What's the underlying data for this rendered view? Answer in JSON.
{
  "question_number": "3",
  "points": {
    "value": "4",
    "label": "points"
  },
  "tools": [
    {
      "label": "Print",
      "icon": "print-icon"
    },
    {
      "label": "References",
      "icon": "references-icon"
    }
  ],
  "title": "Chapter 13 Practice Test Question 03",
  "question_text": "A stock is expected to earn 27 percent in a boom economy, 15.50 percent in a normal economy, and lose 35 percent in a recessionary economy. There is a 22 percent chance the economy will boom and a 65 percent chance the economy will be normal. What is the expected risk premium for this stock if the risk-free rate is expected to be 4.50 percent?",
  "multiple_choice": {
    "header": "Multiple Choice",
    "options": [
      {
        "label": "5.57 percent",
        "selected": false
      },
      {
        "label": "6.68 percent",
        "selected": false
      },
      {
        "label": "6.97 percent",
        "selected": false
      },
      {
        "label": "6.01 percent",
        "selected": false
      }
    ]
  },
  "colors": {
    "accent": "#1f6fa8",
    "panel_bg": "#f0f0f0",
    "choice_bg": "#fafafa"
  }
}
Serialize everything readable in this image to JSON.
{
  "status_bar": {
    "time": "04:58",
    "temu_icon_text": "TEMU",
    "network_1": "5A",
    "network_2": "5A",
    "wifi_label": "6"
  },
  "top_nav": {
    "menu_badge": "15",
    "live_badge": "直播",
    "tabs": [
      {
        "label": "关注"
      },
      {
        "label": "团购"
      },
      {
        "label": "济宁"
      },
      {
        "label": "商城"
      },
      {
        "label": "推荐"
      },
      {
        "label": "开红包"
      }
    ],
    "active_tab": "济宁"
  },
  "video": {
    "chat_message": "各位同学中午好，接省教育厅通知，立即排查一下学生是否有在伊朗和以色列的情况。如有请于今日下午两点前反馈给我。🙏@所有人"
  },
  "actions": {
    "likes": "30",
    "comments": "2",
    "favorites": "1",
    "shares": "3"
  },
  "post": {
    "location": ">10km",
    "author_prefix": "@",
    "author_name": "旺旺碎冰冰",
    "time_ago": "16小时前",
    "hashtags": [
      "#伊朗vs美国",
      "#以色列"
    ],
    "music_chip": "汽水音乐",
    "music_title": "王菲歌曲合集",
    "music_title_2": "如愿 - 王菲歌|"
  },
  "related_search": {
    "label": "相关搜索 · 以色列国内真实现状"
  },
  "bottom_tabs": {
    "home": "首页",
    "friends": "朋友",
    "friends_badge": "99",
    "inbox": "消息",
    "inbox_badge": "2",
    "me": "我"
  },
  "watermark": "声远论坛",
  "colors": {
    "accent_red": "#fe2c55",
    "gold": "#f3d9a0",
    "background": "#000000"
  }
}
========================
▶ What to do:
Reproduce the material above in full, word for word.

▶ Task result:
What's the underlying data for this rendered view? Answer in JSON.
{
  "question_number": "3",
  "points": {
    "value": "4",
    "label": "points"
  },
  "tools": [
    {
      "label": "Print",
      "icon": "print-icon"
    },
    {
      "label": "References",
      "icon": "references-icon"
    }
  ],
  "title": "Chapter 13 Practice Test Question 03",
  "question_text": "A stock is expected to earn 27 percent in a boom economy, 15.50 percent in a normal economy, and lose 35 percent in a recessionary economy. There is a 22 percent chance the economy will boom and a 65 percent chance the economy will be normal. What is the expected risk premium for this stock if the risk-free rate is expected to be 4.50 percent?",
  "multiple_choice": {
    "header": "Multiple Choice",
    "options": [
      {
        "label": "5.57 percent",
        "selected": false
      },
      {
        "label": "6.68 percent",
        "selected": false
      },
      {
        "label": "6.97 percent",
        "selected": false
      },
      {
        "label": "6.01 percent",
        "selected": false
      }
    ]
  },
  "colors": {
    "accent": "#1f6fa8",
    "panel_bg": "#f0f0f0",
    "choice_bg": "#fafafa"
  }
}
Serialize everything readable in this image to JSON.
{
  "status_bar": {
    "time": "04:58",
    "temu_icon_text": "TEMU",
    "network_1": "5A",
    "network_2": "5A",
    "wifi_label": "6"
  },
  "top_nav": {
    "menu_badge": "15",
    "live_badge": "直播",
    "tabs": [
      {
        "label": "关注"
      },
      {
        "label": "团购"
      },
      {
        "label": "济宁"
      },
      {
        "label": "商城"
      },
      {
        "label": "推荐"
      },
      {
        "label": "开红包"
      }
    ],
    "active_tab": "济宁"
  },
  "video": {
    "chat_message": "各位同学中午好，接省教育厅通知，立即排查一下学生是否有在伊朗和以色列的情况。如有请于今日下午两点前反馈给我。🙏@所有人"
  },
  "actions": {
    "likes": "30",
    "comments": "2",
    "favorites": "1",
    "shares": "3"
  },
  "post": {
    "location": ">10km",
    "author_prefix": "@",
    "author_name": "旺旺碎冰冰",
    "time_ago": "16小时前",
    "hashtags": [
      "#伊朗vs美国",
      "#以色列"
    ],
    "music_chip": "汽水音乐",
    "music_title": "王菲歌曲合集",
    "music_title_2": "如愿 - 王菲歌|"
  },
  "related_search": {
    "label": "相关搜索 · 以色列国内真实现状"
  },
  "bottom_tabs": {
    "home": "首页",
    "friends": "朋友",
    "friends_badge": "99",
    "inbox": "消息",
    "inbox_badge": "2",
    "me": "我"
  },
  "watermark": "声远论坛",
  "colors": {
    "accent_red": "#fe2c55",
    "gold": "#f3d9a0",
    "background": "#000000"
  }
}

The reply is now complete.